The people-watching in Seattle has been amazing! My only concern is that my darling husband, who is far better at nicknaming and recalling these memorable folks, is not with me. I will do my best to try and paint you the picture of the freak show that is Port of Seattle: Sea-Tac Airport.
Before I can do any of that, I need to wrap up the chapter of the trip that focused on the orange hoodie-clad thirty-eight year old who is trying to "keep it real, man." He ended up being my seat partner, with the middle seat gapping us from being even closer. Trust me, I am not complaining about this. Anyway, as I mentioned before I slept almost the entire flight, as did he. The few times that the turbulence or fellow passengers woke my slumber, I looked around to make sure I was where I belonged and Clive was still there. I've given him that name because it seems old school enough to be classic, but new school enough to make him a douche. So the plane is landing, he's still out and even after better than half of the plane has exited their rows.
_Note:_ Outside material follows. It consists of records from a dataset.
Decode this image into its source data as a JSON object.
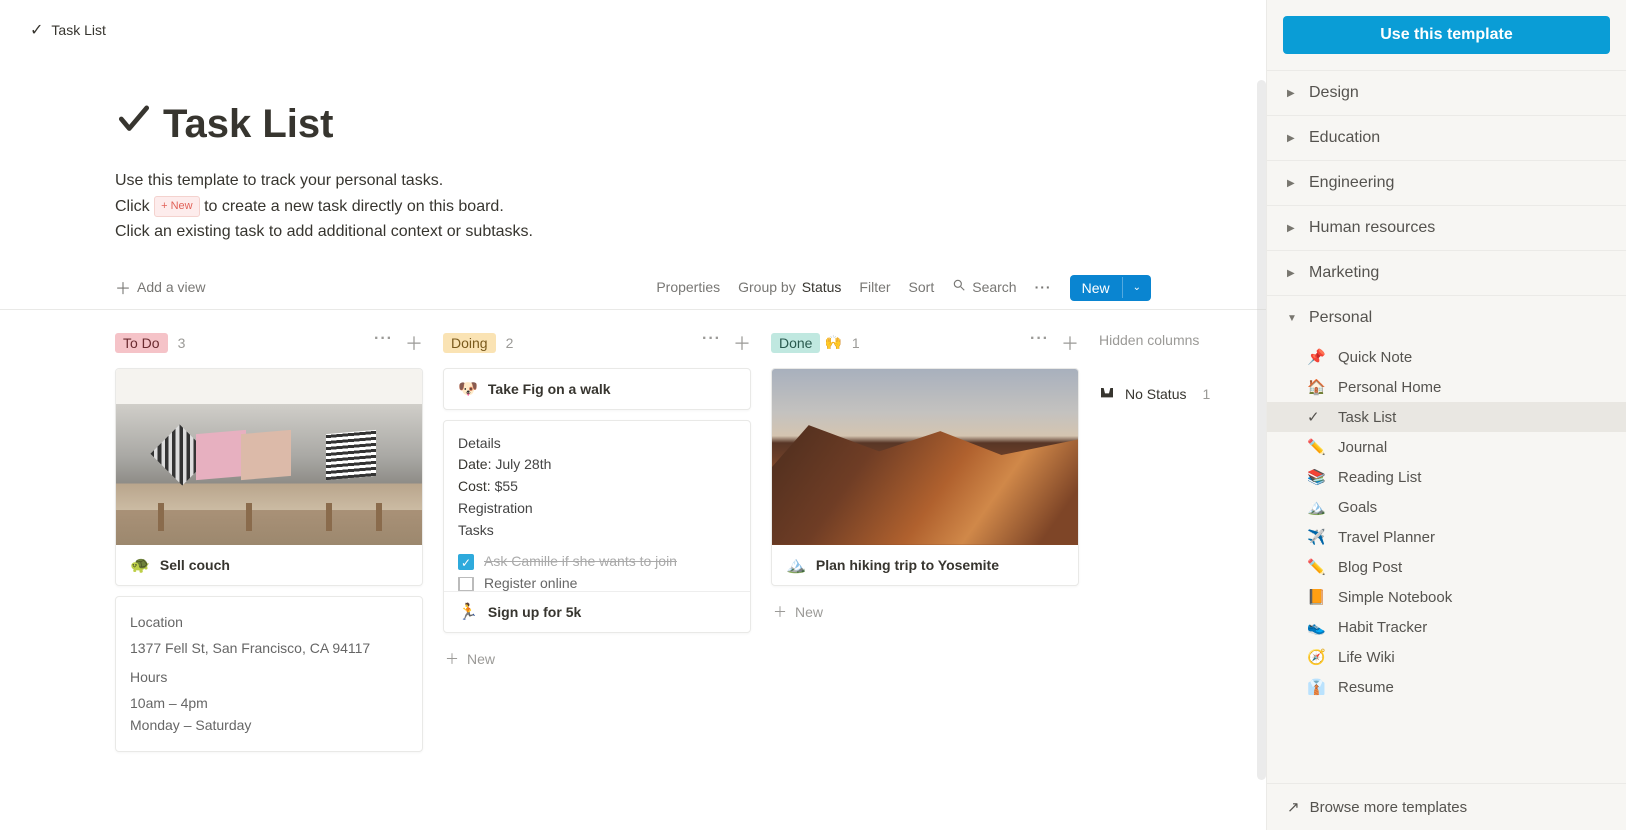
{
  "breadcrumb": {
    "icon": "✓",
    "label": "Task List"
  },
  "header": {
    "icon": "✓",
    "title": "Task List",
    "desc_line1": "Use this template to track your personal tasks.",
    "desc_line2a": "Click ",
    "desc_line2_pill": "+ New",
    "desc_line2b": " to create a new task directly on this board.",
    "desc_line3": "Click an existing task to add additional context or subtasks."
  },
  "toolbar": {
    "add_view": "Add a view",
    "properties": "Properties",
    "group_by": "Group by",
    "group_by_val": "Status",
    "filter": "Filter",
    "sort": "Sort",
    "search": "Search",
    "new_label": "New"
  },
  "board": {
    "hidden_label": "Hidden columns",
    "no_status": {
      "label": "No Status",
      "count": "1"
    },
    "columns": [
      {
        "name": "To Do",
        "count": "3",
        "tag_class": "tag-todo",
        "cards": [
          {
            "type": "cover-card",
            "cover": "couch",
            "emoji": "🐢",
            "title": "Sell couch"
          },
          {
            "type": "detail-card",
            "heading": "Location",
            "line1": "1377 Fell St, San Francisco, CA 94117",
            "heading2": "Hours",
            "line3": "10am – 4pm",
            "line4": "Monday – Saturday"
          }
        ],
        "show_add_new": false
      },
      {
        "name": "Doing",
        "count": "2",
        "tag_class": "tag-doing",
        "cards": [
          {
            "type": "simple",
            "emoji": "🐶",
            "title": "Take Fig on a walk"
          },
          {
            "type": "detail-card2",
            "heading": "Details",
            "date_label": "Date:",
            "date_val": " July 28th",
            "cost_label": "Cost:",
            "cost_val": " $55",
            "reg": "Registration",
            "tasks_label": "Tasks",
            "task1": "Ask Camille if she wants to join",
            "task2": "Register online",
            "footer_emoji": "🏃",
            "footer_title": "Sign up for 5k"
          }
        ],
        "add_new_label": "New",
        "show_add_new": true
      },
      {
        "name": "Done",
        "name_emoji": "🙌",
        "count": "1",
        "tag_class": "tag-done",
        "cards": [
          {
            "type": "cover-card",
            "cover": "mountain",
            "emoji": "🏔️",
            "title": "Plan hiking trip to Yosemite"
          }
        ],
        "add_new_label": "New",
        "show_add_new": true
      }
    ]
  },
  "sidebar": {
    "cta": "Use this template",
    "categories": [
      {
        "label": "Design",
        "expanded": false
      },
      {
        "label": "Education",
        "expanded": false
      },
      {
        "label": "Engineering",
        "expanded": false
      },
      {
        "label": "Human resources",
        "expanded": false
      },
      {
        "label": "Marketing",
        "expanded": false
      },
      {
        "label": "Personal",
        "expanded": true,
        "children": [
          {
            "emoji": "📌",
            "label": "Quick Note"
          },
          {
            "emoji": "🏠",
            "label": "Personal Home"
          },
          {
            "emoji": "✓",
            "label": "Task List",
            "active": true
          },
          {
            "emoji": "✏️",
            "label": "Journal"
          },
          {
            "emoji": "📚",
            "label": "Reading List"
          },
          {
            "emoji": "🏔️",
            "label": "Goals"
          },
          {
            "emoji": "✈️",
            "label": "Travel Planner"
          },
          {
            "emoji": "✏️",
            "label": "Blog Post"
          },
          {
            "emoji": "📙",
            "label": "Simple Notebook"
          },
          {
            "emoji": "👟",
            "label": "Habit Tracker"
          },
          {
            "emoji": "🧭",
            "label": "Life Wiki"
          },
          {
            "emoji": "👔",
            "label": "Resume"
          }
        ]
      }
    ],
    "browse_more": "Browse more templates"
  }
}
He wakes with a start, a furrow of the brow and asks me,
"Does everyone get off the plane now?"
"Yea, I think we do."
Mind you I'm by the window and in order for me to leave, this fella has to get up, so I need to make this happen as smoothly and quickly as possible.
"Doesn't this go to California?"
Oh boy. I do recall that they mentioned something about going all the way to Dallas, or maybe Fort Worth, it's all hazy at this point. I know it was definitely a city in Texas, not California.
"I think it goes onto Texas."
A flash of clarity comes over his face. He's seen the light.
"You may be right."
And with that, he ascends from his seat, headphones and ridiculous man-purse around his shoulders, he attempts to get about four packages from assorted overhead bins. This would have been fine had he started this process when the five rows in front of us were getting themselves ready. However, Clive chose the exact moment that he should have been exiting the plane via the middle row to start getting out of his seat. At the exact same time, the elderly man who sat in the row perpendicular to us was getting out of his row, all bags in hand and ready to exit. Clivey simple bumps this old man back into his 14B seat. Told ya. Tell tale signs of total douchdom. By the time that I am stepping off of the plane, my darling unhip hippy is still trying to wrangle his luggage into order. I'm afraid he's still lost on the ramp, caught forever between "here" and "almost there."